He was pointing his finger towards his nose: “I Japanese, English no good”.
I had no idea how to buy a train ticket and the huge boards/signs on the wall of the train station full of Japanese characters and numbers didn’t really help.
“Hello…hello? Eego wo hanishimasu ka? (Do you speak English?)” I am standing in a phone booth in the city of Hiroshima, Japan. It’s December 1996 and we are in desperate need to find a hotel in our next destination: Nagasaki. I’m throwing in another set of coins; another 200 Yen needed to bridge the communication gap.
The Japanese lady on the other end of the line had the courtesy not to hang up the phone. She was hesitating, recognizing a foreigner with bad Japanese language skills. I became a bit desperate: Come on, why doesn’t anybody in this country speak English?
Luckily I practiced on a few essentials: “Sumimasen. Watasi was, Oranda-jin desu. Ima wa, Hiroshima desu. Kyoo wa, anata hoteru ni, roomu arimasu ka?”
She understood. I apologized first (it’s always good to just apologize in Japan. It’s a kind of courtesy for disturbing people or just for speaking very bad Japanese for that matter). Explaining to her that I came from Holland and were looking for an available hotel room, the ice called language barrier was slowly melting.
“Hi, arimasu yo! (yes we have!)”. She startled rambling about prices, breakfast and things to do in Nagasaki. I listened, understood some of it but most of all I was just happy that we had a place to sleep!
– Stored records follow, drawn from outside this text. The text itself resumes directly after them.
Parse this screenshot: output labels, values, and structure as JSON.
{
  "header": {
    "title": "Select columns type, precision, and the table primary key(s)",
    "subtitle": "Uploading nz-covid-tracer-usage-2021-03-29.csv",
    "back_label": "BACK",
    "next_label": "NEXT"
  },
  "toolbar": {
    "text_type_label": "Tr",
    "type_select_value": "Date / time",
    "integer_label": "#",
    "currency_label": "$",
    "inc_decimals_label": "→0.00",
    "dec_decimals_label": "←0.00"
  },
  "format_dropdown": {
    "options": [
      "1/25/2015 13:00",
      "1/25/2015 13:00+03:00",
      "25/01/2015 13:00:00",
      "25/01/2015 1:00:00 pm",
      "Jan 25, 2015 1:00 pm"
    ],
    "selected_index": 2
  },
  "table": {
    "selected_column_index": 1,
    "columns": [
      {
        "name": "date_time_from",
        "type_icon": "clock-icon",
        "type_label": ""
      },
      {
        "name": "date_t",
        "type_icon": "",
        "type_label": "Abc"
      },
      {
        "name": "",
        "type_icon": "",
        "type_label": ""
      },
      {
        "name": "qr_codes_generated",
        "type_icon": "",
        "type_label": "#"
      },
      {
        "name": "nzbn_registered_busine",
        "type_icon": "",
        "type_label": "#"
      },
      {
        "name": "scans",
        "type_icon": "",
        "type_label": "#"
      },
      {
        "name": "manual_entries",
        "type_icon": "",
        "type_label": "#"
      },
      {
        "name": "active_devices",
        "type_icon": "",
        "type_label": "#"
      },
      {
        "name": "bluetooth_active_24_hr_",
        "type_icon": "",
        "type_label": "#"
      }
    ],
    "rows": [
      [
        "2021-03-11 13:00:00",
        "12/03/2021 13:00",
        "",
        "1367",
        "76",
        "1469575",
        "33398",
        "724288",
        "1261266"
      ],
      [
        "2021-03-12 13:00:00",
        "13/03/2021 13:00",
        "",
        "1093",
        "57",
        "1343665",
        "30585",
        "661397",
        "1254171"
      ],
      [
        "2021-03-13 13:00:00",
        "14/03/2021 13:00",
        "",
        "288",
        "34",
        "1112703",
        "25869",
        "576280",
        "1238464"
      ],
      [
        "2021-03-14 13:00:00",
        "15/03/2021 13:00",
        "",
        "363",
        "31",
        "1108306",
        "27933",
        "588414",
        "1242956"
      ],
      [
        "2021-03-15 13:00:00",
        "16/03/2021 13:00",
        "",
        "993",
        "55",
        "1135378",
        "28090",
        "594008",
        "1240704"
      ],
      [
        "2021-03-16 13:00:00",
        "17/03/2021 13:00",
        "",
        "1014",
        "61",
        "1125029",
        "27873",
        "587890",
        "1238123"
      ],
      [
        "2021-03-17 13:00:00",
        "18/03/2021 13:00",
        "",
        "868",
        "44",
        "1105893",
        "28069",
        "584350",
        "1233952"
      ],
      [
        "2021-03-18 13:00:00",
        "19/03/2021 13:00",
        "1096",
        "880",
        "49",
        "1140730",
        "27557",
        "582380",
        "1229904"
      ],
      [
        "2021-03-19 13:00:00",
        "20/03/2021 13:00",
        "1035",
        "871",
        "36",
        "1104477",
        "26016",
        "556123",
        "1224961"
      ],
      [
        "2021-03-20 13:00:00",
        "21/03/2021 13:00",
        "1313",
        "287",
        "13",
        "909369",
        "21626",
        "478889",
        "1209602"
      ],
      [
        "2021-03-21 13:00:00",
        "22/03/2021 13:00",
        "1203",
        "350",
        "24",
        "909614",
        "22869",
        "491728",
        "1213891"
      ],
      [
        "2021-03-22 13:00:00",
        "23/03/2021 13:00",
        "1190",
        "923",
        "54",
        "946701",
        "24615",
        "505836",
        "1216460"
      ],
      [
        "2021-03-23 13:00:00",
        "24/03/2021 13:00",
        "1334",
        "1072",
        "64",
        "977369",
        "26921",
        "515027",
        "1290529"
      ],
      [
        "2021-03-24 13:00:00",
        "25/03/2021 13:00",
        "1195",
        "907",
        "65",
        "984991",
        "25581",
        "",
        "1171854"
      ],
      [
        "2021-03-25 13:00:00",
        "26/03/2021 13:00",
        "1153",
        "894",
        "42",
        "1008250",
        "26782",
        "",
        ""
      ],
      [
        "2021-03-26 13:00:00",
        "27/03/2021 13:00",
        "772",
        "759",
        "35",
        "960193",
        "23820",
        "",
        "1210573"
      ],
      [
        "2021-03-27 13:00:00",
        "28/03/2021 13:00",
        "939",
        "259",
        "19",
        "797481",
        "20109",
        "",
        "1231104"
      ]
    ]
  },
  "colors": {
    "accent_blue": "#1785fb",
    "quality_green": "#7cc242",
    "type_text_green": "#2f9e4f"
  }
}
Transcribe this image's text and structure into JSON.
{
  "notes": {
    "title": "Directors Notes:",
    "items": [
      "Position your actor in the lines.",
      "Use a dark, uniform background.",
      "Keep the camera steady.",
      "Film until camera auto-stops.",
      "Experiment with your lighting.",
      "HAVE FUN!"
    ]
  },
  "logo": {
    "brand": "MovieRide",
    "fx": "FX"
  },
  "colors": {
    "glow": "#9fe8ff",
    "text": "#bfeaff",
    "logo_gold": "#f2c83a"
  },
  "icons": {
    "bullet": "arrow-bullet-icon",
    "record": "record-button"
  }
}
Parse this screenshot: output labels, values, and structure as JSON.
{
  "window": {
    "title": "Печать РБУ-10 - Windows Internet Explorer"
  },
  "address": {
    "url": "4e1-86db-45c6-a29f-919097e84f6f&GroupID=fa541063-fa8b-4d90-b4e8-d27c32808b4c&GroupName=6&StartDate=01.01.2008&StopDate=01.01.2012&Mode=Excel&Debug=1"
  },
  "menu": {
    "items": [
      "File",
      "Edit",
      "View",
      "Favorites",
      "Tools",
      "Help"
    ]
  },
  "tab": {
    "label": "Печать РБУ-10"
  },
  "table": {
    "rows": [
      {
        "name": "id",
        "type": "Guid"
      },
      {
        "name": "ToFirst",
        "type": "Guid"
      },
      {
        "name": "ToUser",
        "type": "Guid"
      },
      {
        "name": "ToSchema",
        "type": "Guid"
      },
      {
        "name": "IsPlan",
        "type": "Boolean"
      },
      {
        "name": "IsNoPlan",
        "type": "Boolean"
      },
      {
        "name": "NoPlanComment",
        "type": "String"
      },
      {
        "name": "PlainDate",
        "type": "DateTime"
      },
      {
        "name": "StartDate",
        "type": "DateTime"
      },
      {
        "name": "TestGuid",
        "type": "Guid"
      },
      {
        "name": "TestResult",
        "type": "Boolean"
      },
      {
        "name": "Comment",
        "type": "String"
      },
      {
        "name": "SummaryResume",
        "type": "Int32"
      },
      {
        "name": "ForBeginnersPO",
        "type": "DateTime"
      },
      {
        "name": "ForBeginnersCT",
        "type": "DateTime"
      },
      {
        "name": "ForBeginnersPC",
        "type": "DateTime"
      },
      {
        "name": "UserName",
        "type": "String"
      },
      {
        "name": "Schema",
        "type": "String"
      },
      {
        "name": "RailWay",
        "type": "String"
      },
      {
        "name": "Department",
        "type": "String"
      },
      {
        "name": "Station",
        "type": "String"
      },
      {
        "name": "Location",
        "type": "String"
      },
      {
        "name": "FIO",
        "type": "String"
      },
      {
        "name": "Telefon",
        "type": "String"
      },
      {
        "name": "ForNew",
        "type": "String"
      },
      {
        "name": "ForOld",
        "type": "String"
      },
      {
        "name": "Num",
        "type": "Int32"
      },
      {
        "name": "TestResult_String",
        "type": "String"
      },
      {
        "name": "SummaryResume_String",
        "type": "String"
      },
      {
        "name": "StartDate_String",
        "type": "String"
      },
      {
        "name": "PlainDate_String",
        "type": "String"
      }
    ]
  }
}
My first year of Japanese studies started to pay off!
Pointing a finger to me
He was pointing his finger towards me: “You speak like a woman”.
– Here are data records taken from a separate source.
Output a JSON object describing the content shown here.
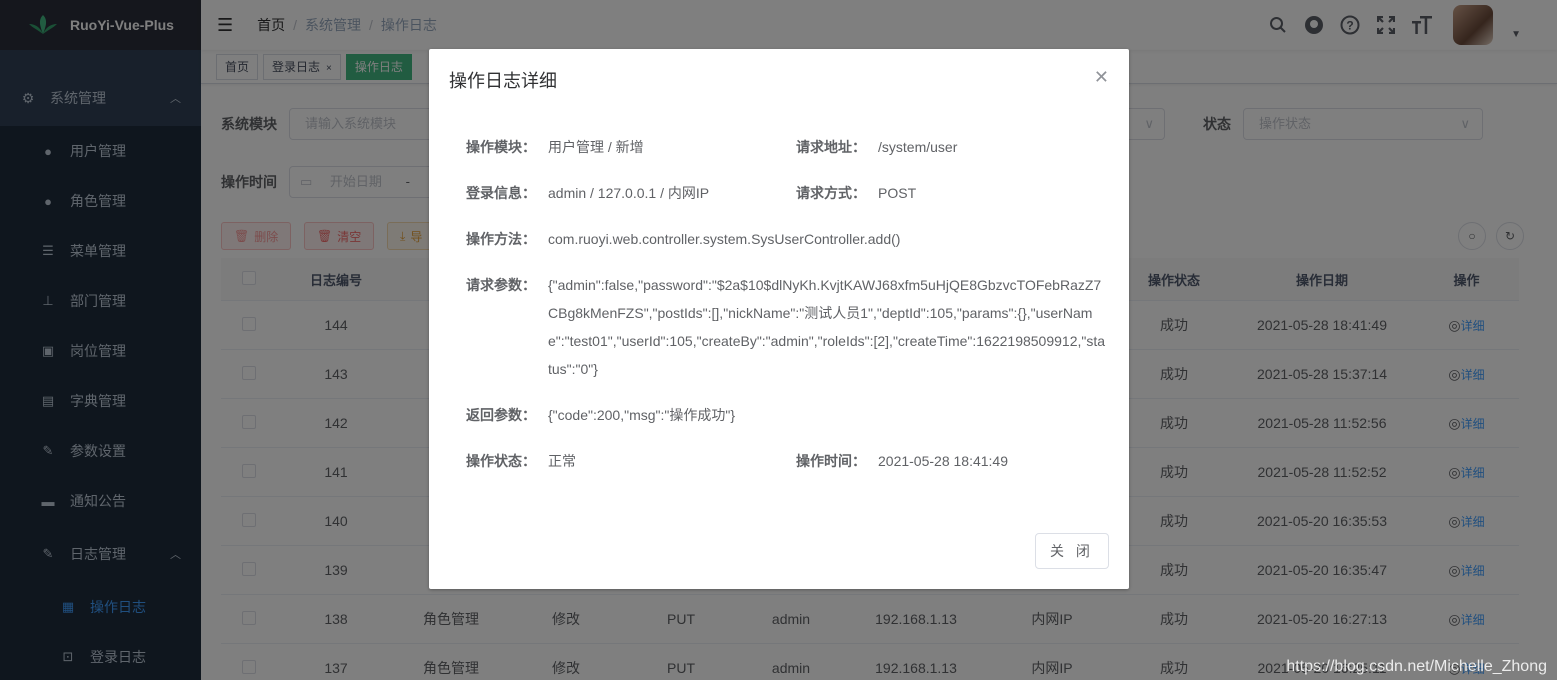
{
  "app": {
    "title": "RuoYi-Vue-Plus"
  },
  "sidebar": {
    "group_system": "系统管理",
    "items": [
      {
        "label": "用户管理",
        "icon": "user-icon"
      },
      {
        "label": "角色管理",
        "icon": "peoples-icon"
      },
      {
        "label": "菜单管理",
        "icon": "tree-table-icon"
      },
      {
        "label": "部门管理",
        "icon": "tree-icon"
      },
      {
        "label": "岗位管理",
        "icon": "post-icon"
      },
      {
        "label": "字典管理",
        "icon": "dict-icon"
      },
      {
        "label": "参数设置",
        "icon": "edit-icon"
      },
      {
        "label": "通知公告",
        "icon": "message-icon"
      }
    ],
    "group_log": "日志管理",
    "log_items": [
      {
        "label": "操作日志",
        "icon": "form-icon",
        "active": true
      },
      {
        "label": "登录日志",
        "icon": "logininfor-icon",
        "active": false
      }
    ]
  },
  "breadcrumb": [
    "首页",
    "系统管理",
    "操作日志"
  ],
  "tags": [
    {
      "label": "首页",
      "closable": false
    },
    {
      "label": "登录日志",
      "closable": true
    },
    {
      "label": "操作日志",
      "closable": true,
      "active": true
    }
  ],
  "search": {
    "module_label": "系统模块",
    "module_placeholder": "请输入系统模块",
    "status_label": "状态",
    "status_placeholder": "操作状态",
    "time_label": "操作时间",
    "start_placeholder": "开始日期",
    "range_sep": "-"
  },
  "toolbar": {
    "delete": "删除",
    "clear": "清空",
    "export": "导"
  },
  "table": {
    "headers": [
      "日志编号",
      "",
      "",
      "",
      "",
      "",
      "",
      "操作状态",
      "操作日期",
      "操作"
    ],
    "rows": [
      {
        "id": "144",
        "module": "",
        "type": "",
        "method": "",
        "user": "",
        "ip": "",
        "loc": "",
        "status": "成功",
        "date": "2021-05-28 18:41:49"
      },
      {
        "id": "143",
        "module": "",
        "type": "",
        "method": "",
        "user": "",
        "ip": "",
        "loc": "",
        "status": "成功",
        "date": "2021-05-28 15:37:14"
      },
      {
        "id": "142",
        "module": "",
        "type": "",
        "method": "",
        "user": "",
        "ip": "",
        "loc": "",
        "status": "成功",
        "date": "2021-05-28 11:52:56"
      },
      {
        "id": "141",
        "module": "",
        "type": "",
        "method": "",
        "user": "",
        "ip": "",
        "loc": "",
        "status": "成功",
        "date": "2021-05-28 11:52:52"
      },
      {
        "id": "140",
        "module": "",
        "type": "",
        "method": "",
        "user": "",
        "ip": "",
        "loc": "",
        "status": "成功",
        "date": "2021-05-20 16:35:53"
      },
      {
        "id": "139",
        "module": "",
        "type": "",
        "method": "",
        "user": "",
        "ip": "",
        "loc": "",
        "status": "成功",
        "date": "2021-05-20 16:35:47"
      },
      {
        "id": "138",
        "module": "角色管理",
        "type": "修改",
        "method": "PUT",
        "user": "admin",
        "ip": "192.168.1.13",
        "loc": "内网IP",
        "status": "成功",
        "date": "2021-05-20 16:27:13"
      },
      {
        "id": "137",
        "module": "角色管理",
        "type": "修改",
        "method": "PUT",
        "user": "admin",
        "ip": "192.168.1.13",
        "loc": "内网IP",
        "status": "成功",
        "date": "2021-05-20 16:25:11"
      }
    ],
    "detail_label": "详细"
  },
  "dialog": {
    "title": "操作日志详细",
    "fields": {
      "module_label": "操作模块：",
      "module_value": "用户管理 / 新增",
      "url_label": "请求地址：",
      "url_value": "/system/user",
      "login_label": "登录信息：",
      "login_value": "admin / 127.0.0.1 / 内网IP",
      "reqmethod_label": "请求方式：",
      "reqmethod_value": "POST",
      "method_label": "操作方法：",
      "method_value": "com.ruoyi.web.controller.system.SysUserController.add()",
      "params_label": "请求参数：",
      "params_value": "{\"admin\":false,\"password\":\"$2a$10$dlNyKh.KvjtKAWJ68xfm5uHjQE8GbzvcTOFebRazZ7CBg8kMenFZS\",\"postIds\":[],\"nickName\":\"测试人员1\",\"deptId\":105,\"params\":{},\"userName\":\"test01\",\"userId\":105,\"createBy\":\"admin\",\"roleIds\":[2],\"createTime\":1622198509912,\"status\":\"0\"}",
      "result_label": "返回参数：",
      "result_value": "{\"code\":200,\"msg\":\"操作成功\"}",
      "status_label": "操作状态：",
      "status_value": "正常",
      "time_label": "操作时间：",
      "time_value": "2021-05-28 18:41:49"
    },
    "close_button": "关 闭"
  },
  "watermark": "https://blog.csdn.net/Michelle_Zhong"
}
Men and women use different pronunciation in Japan, were the ‘language of women’ is more soft, like singing. I studied Japanese at the Erasmus University of Rotterdam, the Netherlands. My Japanese teacher was a woman and he could hear that in my way of speaking. How funny is that!
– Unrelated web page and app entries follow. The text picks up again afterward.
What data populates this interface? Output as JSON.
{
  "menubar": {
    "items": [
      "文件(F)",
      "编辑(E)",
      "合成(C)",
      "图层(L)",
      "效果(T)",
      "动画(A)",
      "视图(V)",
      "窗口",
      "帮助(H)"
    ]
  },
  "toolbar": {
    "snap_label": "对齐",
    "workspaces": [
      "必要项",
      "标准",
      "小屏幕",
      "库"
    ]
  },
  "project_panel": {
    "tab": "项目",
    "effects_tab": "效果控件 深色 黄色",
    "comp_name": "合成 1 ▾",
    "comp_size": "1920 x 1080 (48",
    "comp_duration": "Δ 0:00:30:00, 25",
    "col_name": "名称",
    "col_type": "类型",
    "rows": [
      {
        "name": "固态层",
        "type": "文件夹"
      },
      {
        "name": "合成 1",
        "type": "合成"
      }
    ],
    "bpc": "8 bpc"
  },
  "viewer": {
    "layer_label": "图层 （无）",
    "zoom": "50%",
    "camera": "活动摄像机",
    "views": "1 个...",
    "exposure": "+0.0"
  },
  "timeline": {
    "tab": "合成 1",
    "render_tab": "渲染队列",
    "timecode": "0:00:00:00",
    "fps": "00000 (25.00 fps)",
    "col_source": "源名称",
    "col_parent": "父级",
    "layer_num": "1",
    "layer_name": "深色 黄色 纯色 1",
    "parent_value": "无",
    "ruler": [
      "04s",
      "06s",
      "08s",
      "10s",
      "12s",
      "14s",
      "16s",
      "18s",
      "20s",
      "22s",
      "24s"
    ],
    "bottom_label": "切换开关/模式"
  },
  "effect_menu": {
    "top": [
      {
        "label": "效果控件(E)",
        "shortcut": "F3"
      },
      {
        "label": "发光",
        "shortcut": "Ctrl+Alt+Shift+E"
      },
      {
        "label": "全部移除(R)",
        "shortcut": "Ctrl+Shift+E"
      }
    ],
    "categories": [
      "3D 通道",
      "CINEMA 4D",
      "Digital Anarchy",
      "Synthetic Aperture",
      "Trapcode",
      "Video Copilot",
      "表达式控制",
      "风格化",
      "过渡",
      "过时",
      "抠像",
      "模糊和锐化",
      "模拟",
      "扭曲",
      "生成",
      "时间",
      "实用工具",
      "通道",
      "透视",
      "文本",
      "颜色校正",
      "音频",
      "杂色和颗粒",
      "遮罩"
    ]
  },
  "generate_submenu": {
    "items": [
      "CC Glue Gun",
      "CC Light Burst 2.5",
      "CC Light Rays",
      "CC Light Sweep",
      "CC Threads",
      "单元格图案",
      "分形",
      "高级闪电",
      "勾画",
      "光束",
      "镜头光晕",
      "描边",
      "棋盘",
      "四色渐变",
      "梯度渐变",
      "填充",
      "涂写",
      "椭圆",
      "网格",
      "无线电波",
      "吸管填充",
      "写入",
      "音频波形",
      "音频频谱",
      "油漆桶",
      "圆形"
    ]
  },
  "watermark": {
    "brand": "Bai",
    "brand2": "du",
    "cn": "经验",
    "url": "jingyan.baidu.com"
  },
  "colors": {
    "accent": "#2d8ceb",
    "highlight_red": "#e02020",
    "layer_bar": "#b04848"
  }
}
For example, the Japanese language reflects social hierarchy (you speak differently to people you should respect like elderly, parents or even your boss) and has various levels of politeness (you offend people when you don’t use the correct level). It’s indeed complex, which is a clear sign that living (or traveling) in Japan requires sensitivity. That is what language can teach you.
Someday we will travel to Japan again. I still have my study books, stored in a carton box in the attic. When it happens I am sure to dust them off and start studying again (or maybe learn to speak Japanese with a tutor this time. Of course you can survive in Japan with only English, but speaking Japanese will improve your travel experience for sure (not to mention your success in the karaoke bar!) Nihongo wa, sugoi desu!
This post is part of the ‘Inspire Language Learning Blogger Competition’ run by Kaplan International Colleges. Check the great infographic below to find out why also you should start learning foreign languages now!